U.S. gross domestic product (GDP) growth collapsed in the second quarter of 2020, according to data out this morning from the Bureau of Economic Analysis. Specifically, real GDP, which measures the value of the production of goods and services in America adjusted for price changes (inflation), decreased at an annual rate of 32.9 percent in Q2. That was a slightly smaller decline than expected but still the sharpest post-WWII downturn ever recorded. It is important to remember that this headline figure is annualized, meaning that the economy did not actually shrink by 32.9 percent last quarter but instead 9.5 percent from Q1. That is of course still a severe drop in output and for additional context, GDP fell only 4 percent during the entirety of the Great Recession.

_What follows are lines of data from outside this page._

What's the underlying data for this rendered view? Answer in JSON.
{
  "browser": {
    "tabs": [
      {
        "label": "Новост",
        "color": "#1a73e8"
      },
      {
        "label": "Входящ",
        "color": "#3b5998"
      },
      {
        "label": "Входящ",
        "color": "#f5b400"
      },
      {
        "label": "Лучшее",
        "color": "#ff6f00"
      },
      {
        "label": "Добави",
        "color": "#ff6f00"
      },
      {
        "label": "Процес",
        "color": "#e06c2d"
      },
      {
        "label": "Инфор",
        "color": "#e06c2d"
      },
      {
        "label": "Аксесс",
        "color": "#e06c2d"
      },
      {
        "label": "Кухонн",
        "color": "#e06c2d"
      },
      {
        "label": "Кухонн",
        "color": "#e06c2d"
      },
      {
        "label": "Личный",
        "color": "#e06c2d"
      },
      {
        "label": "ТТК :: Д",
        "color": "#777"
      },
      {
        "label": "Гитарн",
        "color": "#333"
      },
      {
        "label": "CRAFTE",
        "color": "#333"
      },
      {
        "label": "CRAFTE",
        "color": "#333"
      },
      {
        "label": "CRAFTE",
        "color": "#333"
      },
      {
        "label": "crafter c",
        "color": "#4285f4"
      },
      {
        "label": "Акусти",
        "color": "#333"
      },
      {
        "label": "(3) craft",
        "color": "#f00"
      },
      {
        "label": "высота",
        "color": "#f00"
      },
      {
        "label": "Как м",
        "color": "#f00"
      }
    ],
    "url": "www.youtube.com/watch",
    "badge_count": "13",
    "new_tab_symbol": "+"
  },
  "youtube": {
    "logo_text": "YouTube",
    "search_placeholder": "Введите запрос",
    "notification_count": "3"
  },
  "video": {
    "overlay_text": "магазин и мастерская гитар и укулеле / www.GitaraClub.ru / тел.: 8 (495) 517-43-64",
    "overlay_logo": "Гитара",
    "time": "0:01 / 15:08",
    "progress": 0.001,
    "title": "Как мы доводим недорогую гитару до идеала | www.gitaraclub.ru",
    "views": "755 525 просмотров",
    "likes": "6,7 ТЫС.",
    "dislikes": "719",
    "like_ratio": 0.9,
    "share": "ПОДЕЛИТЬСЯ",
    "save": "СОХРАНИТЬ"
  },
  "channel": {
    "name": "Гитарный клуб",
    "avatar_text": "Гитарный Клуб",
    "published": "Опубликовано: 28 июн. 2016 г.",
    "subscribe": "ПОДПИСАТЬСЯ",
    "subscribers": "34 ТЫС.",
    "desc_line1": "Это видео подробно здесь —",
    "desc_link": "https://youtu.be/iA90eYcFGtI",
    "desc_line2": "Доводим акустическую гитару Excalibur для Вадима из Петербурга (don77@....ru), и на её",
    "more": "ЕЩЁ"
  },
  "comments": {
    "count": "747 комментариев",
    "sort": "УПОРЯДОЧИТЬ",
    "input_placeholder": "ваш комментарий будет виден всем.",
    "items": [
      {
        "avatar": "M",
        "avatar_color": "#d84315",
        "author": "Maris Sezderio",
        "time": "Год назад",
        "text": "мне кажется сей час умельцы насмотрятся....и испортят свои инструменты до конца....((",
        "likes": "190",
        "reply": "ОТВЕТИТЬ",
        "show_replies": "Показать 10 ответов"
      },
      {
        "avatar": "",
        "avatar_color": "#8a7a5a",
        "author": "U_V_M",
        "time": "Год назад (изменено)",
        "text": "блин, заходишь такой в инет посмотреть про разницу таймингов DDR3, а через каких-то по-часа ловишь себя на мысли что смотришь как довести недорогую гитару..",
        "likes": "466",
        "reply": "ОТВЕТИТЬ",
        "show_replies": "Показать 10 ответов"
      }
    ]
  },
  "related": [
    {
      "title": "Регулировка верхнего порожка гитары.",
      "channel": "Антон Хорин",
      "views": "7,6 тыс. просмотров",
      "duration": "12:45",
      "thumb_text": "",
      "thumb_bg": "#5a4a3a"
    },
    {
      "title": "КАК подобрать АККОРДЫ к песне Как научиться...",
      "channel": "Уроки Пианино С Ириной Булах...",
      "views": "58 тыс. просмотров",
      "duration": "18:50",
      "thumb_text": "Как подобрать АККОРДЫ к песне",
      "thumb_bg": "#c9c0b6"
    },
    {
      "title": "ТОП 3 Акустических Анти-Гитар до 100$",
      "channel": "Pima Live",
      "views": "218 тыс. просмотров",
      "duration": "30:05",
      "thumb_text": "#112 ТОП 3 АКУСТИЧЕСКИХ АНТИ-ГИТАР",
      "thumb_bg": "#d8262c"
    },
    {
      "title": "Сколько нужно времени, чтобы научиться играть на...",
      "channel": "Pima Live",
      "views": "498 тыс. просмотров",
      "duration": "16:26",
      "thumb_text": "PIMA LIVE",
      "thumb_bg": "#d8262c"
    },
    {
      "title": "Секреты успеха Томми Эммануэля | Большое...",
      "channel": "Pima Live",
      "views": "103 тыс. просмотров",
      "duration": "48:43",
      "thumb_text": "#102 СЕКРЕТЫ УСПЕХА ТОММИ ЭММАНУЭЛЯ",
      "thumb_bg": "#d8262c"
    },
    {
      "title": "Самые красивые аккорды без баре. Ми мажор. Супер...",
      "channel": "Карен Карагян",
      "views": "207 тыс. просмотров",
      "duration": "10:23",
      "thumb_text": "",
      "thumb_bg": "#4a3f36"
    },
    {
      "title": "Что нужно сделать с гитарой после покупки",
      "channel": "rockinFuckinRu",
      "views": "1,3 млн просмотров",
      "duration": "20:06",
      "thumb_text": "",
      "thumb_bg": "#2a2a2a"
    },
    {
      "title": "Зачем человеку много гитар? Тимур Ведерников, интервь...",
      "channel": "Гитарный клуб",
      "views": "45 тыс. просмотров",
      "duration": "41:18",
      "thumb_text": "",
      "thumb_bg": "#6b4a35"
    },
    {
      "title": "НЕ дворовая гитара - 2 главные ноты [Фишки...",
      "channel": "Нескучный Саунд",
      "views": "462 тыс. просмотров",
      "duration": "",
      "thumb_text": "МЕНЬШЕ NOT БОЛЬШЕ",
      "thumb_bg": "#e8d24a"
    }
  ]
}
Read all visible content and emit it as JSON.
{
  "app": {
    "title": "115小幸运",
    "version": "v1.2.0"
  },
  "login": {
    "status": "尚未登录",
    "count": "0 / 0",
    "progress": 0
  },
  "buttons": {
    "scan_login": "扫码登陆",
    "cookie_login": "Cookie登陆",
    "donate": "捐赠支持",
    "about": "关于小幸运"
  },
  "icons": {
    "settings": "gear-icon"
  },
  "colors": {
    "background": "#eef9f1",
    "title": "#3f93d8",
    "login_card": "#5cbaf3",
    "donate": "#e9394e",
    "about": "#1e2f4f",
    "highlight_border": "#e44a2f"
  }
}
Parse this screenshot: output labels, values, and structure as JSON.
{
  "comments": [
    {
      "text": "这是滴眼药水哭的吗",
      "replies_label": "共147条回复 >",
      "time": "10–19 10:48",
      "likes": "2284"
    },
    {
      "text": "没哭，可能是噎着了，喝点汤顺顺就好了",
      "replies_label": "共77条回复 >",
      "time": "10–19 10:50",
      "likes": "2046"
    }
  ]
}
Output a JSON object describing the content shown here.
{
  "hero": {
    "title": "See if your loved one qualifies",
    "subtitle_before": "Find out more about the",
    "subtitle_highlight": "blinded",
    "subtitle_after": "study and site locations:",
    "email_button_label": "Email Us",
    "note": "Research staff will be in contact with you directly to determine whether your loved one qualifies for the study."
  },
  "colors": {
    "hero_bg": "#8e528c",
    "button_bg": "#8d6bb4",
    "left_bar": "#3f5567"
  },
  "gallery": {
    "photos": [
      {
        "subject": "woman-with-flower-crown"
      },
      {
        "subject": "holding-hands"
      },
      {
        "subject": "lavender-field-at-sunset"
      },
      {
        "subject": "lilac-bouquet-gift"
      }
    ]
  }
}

The weakness in Q2, though, was also expected considering that nearly every sector of the U.S. economy was clobbered by the coronavirus crisis and accompanying containment measures. Moreover, the 32.9 percent SAAR decline would only be realized if growth remained as weak during the subsequent three quarters as it was in Q2. We know this is not the case because the destructive lockdowns started to be lifted across most parts of the country in May (which probably helped lessen the second quarter’s decline) and incoming data ever since have generally supported our April call that the economy had likely already bottomed. In fact, early projections from the Federal Reserve Bank of New York already see GDP rebounding by 13.31 percent in Q3. There are of course risks to this outlook, such as the “second wave” of the COVID-19 outbreak, and recent jobless claims figures indeed confirm that the recovery has likely lost a bit of momentum due this uptick in cases. The Conference Board’s consumer confidence index similarly deteriorated this month, with optimism falling the most in the “hot spot” states (see below), but there have also been some encouraging signs recently that the rise in positive cases is starting to plateau. Altogether, the U.S. economy remains prime to rebound but it will be hard for the recovery to gain any momentum until the spread of the coronavirus is under control. As the Federal Reserve correctly emphasized in yesterday’s monetary policy statement, “the path of the economy will depend significantly on the course of the virus.”
Sources: Econoday, U.S. DoL, Wells Fargo, J.P. Morgan, FRBSL